══ Provided entries ══

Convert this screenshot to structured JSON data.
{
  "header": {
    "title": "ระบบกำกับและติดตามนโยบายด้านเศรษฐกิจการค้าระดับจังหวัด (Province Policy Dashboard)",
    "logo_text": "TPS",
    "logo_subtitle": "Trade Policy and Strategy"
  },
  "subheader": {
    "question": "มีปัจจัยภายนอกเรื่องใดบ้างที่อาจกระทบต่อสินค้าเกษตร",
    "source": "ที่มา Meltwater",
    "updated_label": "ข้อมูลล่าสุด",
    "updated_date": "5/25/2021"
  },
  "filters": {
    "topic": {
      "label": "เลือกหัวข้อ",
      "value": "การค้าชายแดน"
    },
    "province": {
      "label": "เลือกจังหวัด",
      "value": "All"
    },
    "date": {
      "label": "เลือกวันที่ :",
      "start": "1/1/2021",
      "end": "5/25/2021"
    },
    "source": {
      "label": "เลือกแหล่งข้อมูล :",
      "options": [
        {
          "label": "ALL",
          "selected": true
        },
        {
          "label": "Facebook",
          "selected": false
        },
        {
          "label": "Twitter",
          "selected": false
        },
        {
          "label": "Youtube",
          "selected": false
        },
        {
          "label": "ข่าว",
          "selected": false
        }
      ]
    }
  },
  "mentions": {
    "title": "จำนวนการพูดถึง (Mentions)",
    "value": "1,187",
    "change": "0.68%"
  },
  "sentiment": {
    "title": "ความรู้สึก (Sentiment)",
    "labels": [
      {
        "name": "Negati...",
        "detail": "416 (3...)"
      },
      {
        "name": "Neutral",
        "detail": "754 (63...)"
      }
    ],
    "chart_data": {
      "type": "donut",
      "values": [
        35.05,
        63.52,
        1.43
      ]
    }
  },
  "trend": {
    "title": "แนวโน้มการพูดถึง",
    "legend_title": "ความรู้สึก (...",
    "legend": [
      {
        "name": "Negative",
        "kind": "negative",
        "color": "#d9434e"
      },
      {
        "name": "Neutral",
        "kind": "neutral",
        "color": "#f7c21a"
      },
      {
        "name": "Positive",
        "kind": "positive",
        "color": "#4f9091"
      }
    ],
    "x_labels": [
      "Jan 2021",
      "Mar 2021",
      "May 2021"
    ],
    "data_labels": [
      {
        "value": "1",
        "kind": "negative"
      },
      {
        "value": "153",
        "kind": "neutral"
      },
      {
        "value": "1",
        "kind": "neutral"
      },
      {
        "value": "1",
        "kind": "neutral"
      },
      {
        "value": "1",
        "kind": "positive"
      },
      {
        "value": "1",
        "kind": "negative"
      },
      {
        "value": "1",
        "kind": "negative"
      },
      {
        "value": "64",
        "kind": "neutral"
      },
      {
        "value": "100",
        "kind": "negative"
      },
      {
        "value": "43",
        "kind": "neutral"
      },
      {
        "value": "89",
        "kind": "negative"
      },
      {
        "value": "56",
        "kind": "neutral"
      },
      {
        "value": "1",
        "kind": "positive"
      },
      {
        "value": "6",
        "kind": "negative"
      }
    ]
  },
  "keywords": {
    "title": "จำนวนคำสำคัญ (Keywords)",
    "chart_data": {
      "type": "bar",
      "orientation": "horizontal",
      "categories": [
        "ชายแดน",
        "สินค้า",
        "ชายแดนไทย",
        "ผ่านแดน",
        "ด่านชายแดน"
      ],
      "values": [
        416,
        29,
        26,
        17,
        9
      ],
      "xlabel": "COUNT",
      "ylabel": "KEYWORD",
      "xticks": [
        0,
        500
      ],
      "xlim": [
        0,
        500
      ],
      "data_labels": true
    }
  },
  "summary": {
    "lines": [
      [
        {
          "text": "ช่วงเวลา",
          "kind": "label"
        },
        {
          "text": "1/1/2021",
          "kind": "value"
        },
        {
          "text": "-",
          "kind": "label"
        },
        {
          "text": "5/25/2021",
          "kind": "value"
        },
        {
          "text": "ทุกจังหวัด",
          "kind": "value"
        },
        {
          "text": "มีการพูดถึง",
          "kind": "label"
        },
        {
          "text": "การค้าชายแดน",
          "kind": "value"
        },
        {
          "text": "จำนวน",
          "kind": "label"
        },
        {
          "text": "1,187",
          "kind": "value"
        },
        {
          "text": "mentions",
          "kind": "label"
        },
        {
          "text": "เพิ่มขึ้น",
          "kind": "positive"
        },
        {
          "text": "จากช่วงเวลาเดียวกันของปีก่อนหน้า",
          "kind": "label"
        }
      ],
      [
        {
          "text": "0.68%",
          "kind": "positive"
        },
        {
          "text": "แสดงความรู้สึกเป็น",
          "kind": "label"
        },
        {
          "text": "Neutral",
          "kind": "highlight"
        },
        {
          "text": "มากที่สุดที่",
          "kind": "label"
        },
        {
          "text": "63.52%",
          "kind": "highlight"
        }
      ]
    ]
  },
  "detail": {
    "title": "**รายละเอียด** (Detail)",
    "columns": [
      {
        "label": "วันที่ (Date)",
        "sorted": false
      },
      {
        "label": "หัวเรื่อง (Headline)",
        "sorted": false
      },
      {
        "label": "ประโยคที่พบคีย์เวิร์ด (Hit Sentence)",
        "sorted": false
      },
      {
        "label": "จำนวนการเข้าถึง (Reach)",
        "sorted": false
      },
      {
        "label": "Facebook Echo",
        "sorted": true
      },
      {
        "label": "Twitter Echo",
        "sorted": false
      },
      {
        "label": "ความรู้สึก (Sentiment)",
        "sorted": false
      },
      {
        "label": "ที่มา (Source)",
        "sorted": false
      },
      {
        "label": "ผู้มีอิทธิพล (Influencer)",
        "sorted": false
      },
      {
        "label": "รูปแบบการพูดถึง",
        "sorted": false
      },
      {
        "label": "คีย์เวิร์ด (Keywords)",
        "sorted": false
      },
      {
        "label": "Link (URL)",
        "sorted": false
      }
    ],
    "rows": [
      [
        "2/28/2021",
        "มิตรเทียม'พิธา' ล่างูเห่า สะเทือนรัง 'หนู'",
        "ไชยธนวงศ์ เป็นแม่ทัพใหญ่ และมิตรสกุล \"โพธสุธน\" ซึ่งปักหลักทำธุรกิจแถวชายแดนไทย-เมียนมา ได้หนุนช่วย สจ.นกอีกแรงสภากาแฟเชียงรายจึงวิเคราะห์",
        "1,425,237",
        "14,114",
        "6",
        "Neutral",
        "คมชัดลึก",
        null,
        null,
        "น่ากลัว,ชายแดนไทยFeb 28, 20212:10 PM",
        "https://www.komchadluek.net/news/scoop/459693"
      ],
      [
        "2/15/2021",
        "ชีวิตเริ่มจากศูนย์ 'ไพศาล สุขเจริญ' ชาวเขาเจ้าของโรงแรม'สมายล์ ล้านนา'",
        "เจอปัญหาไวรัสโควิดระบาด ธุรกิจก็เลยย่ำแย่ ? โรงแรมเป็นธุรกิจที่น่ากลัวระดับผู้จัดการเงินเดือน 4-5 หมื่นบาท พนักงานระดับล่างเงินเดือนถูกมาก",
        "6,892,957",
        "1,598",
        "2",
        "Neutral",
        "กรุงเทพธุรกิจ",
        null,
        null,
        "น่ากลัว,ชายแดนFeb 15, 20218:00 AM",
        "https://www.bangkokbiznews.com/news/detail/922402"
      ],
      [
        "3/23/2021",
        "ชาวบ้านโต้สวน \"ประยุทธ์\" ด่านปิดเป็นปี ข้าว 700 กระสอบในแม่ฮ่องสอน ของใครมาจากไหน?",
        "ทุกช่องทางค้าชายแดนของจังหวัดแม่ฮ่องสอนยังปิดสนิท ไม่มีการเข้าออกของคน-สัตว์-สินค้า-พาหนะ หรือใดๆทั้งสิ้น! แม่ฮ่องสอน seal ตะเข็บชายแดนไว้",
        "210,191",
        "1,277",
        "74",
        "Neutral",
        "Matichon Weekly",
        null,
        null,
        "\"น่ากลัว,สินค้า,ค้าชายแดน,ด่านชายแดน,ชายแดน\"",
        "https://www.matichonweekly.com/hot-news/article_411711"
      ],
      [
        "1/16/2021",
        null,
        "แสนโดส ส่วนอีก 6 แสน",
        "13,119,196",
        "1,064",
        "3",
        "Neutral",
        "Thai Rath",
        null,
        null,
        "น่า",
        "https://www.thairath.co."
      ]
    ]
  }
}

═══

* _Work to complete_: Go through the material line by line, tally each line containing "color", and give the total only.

* _Solution to this exercise_: 3